▶ **Work request**:
Sort through the material below and copy each line with "title".
=====
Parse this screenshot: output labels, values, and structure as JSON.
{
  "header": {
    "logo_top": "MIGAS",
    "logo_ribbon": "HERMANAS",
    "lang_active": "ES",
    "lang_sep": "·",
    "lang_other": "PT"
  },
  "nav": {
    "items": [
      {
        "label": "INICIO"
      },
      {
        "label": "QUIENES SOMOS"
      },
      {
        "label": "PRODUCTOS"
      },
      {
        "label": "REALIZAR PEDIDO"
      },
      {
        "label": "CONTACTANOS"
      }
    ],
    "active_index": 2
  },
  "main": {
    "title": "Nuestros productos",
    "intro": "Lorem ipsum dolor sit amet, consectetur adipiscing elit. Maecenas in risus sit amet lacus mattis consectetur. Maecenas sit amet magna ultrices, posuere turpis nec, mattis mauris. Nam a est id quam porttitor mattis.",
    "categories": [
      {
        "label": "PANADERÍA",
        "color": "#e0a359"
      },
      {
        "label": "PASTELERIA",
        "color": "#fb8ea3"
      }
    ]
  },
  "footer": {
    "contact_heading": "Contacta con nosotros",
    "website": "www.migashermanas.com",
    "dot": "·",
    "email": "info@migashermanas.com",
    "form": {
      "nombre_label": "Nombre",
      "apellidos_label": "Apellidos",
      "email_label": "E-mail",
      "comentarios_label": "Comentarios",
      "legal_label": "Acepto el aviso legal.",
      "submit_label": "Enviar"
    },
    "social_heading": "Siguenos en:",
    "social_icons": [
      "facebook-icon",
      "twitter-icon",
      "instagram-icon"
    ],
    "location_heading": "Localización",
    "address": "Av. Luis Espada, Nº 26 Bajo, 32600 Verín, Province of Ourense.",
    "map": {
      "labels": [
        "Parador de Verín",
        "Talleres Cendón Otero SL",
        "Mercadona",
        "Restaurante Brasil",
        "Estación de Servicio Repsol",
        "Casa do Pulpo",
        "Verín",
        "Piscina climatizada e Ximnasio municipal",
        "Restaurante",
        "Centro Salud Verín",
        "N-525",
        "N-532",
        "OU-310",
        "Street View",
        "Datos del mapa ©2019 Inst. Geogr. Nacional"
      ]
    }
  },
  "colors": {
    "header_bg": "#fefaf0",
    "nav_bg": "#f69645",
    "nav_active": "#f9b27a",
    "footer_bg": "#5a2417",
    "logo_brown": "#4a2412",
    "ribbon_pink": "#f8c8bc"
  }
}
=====
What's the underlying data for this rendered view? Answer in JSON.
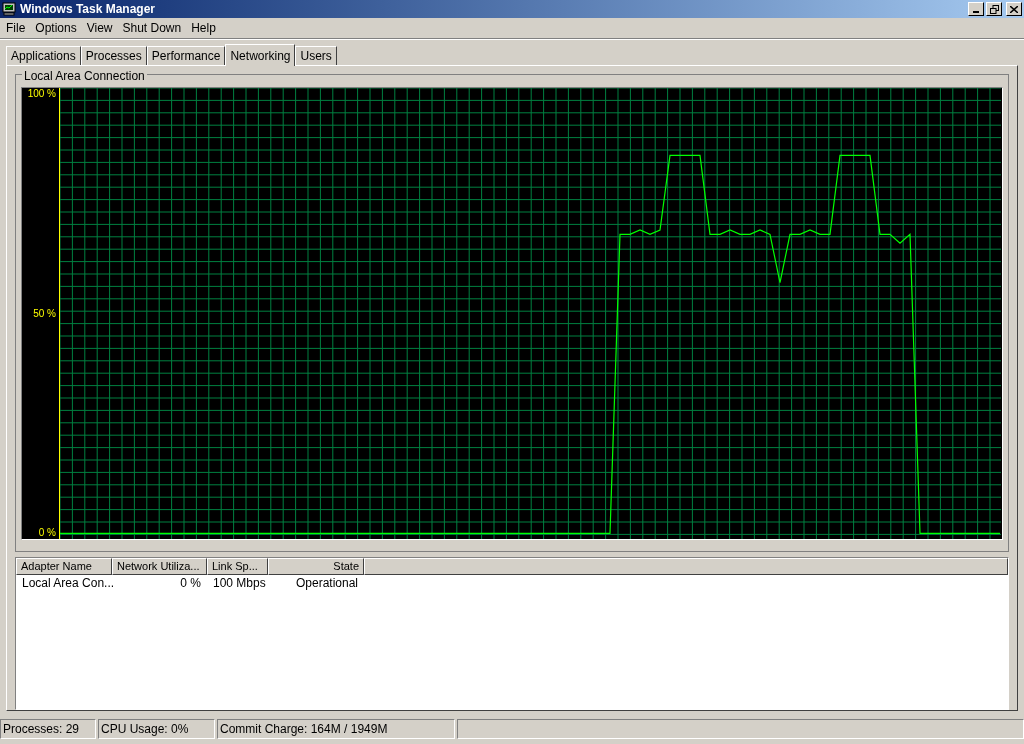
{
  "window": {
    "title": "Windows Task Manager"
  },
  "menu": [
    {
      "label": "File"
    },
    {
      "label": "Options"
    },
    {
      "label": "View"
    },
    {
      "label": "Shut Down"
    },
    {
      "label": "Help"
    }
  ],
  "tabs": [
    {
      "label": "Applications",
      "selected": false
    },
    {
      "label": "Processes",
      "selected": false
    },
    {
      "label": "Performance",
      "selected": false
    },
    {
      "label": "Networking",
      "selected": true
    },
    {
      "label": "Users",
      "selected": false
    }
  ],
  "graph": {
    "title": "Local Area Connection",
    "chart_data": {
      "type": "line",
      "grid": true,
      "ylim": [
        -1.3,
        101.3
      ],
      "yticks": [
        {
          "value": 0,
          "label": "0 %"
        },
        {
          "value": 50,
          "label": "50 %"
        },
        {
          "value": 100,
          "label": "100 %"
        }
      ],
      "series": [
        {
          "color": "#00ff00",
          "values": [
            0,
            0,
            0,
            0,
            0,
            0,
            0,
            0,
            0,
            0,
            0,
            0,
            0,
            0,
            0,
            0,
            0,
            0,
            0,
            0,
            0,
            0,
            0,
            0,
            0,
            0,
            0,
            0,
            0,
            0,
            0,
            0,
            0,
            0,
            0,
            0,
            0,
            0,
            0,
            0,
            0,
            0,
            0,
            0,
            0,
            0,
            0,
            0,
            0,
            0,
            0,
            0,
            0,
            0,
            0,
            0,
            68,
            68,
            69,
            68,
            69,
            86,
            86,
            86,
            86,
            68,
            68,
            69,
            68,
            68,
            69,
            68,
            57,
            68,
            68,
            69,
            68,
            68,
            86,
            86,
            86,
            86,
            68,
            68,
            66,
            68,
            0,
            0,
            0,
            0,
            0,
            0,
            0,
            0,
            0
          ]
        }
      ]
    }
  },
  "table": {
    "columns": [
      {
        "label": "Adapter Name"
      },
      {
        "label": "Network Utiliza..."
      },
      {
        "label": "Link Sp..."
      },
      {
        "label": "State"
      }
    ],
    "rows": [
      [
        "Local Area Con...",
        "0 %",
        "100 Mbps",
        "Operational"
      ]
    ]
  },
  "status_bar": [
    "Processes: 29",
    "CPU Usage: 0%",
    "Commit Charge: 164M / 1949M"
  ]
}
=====
▶ **Written solution**:
    "title": "Nuestros productos",
    "title": "Windows Task Manager"
    "title": "Local Area Connection",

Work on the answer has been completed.